Photographically, Del Valle plans to use her Sony Alpha 7 III and a 24-70mm f/2.8 G Master lens. “I love to work in the 40mm-50mm range,” she says. “I often shoot in manual mode, with an exposure time 1/60-sec, f/2.8-4, and ISO 100-400. Before shooting, I customize the white balance with the gray card, use the light meter to achieve the correct exposure, and set up the Sony remote app to activate the camera with my phone."
The 40-50mm range is sweet spot for Del Valle’s self-portrait work. “As a self-portrait photographer who usually shoots full-body portraits,” she explains, “a 40mm-50mm allows me to have my whole composition in the frame, and I can still be relatively close to my camera, with minimal distortion in the picture. I've tried going wider than 40mm, and the lens distortion is evident. That is why I stick with 40mm-50mm.”
Since emigrating to the US in 2016, Del Valle has reinvented herself and pursued her creative side. After years of trial and error she has found her style and passion for self- portraiture. Winning the Alpha Female+ grant gives her an opportunity to take her work to the next level and we’re eager to see the results.

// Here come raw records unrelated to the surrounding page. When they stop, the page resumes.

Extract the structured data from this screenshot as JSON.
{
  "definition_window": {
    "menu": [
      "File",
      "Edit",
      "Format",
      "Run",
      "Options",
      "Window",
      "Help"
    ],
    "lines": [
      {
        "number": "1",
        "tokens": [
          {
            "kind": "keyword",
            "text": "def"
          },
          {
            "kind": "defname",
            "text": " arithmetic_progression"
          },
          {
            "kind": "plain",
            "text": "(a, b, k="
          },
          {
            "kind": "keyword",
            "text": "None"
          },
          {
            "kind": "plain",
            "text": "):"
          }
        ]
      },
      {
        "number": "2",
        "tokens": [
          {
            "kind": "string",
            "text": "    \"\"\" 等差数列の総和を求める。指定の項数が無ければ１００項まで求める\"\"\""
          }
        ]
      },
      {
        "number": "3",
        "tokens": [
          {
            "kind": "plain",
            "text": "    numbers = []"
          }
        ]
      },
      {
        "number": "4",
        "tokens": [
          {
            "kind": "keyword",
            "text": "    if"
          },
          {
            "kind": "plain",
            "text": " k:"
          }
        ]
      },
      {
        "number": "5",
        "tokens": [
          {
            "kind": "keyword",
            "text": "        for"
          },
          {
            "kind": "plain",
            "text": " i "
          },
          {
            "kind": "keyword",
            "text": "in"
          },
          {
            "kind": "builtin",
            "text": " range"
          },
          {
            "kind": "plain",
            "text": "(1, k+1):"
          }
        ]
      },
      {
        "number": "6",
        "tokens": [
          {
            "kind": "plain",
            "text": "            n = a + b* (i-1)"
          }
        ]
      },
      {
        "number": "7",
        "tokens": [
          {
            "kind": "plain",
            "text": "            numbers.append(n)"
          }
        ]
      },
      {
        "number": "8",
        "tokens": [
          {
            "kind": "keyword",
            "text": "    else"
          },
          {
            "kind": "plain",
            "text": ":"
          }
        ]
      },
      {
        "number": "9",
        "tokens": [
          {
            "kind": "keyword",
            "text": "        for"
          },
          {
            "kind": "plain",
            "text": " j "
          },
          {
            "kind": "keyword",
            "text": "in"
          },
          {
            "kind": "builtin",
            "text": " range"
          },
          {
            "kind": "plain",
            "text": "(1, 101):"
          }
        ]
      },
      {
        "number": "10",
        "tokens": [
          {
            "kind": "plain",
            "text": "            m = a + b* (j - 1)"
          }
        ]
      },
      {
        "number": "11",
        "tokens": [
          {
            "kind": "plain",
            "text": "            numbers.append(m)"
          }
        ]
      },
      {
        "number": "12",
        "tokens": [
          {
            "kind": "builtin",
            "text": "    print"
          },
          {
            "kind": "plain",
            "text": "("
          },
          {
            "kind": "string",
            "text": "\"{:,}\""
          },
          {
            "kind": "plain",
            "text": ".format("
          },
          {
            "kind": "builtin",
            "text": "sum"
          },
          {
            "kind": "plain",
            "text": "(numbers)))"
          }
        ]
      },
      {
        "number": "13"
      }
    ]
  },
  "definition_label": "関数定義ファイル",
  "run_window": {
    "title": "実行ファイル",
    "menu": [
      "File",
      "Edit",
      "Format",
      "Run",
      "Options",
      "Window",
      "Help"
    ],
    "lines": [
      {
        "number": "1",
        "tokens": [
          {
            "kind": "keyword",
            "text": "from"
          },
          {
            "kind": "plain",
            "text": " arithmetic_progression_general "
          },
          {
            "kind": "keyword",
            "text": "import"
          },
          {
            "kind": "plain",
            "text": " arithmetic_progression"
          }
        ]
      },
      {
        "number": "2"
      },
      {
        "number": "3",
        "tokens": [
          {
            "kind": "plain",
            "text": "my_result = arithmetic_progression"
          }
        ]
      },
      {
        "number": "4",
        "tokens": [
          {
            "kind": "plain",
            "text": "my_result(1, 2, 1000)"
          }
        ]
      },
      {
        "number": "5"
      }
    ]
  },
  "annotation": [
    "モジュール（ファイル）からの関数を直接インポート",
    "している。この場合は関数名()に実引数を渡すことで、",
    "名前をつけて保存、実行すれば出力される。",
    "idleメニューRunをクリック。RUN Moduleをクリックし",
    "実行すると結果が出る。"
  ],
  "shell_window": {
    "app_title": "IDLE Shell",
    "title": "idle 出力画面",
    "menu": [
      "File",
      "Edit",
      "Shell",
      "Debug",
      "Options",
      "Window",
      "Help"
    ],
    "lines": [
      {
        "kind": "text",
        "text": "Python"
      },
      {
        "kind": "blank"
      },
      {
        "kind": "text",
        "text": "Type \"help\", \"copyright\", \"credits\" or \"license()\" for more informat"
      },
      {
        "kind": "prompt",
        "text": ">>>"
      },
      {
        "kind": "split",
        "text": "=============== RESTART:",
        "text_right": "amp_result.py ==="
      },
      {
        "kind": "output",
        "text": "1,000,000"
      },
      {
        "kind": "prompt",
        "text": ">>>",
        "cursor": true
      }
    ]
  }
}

To keep up with Del Valle and her project, follow along on Alpha Universe.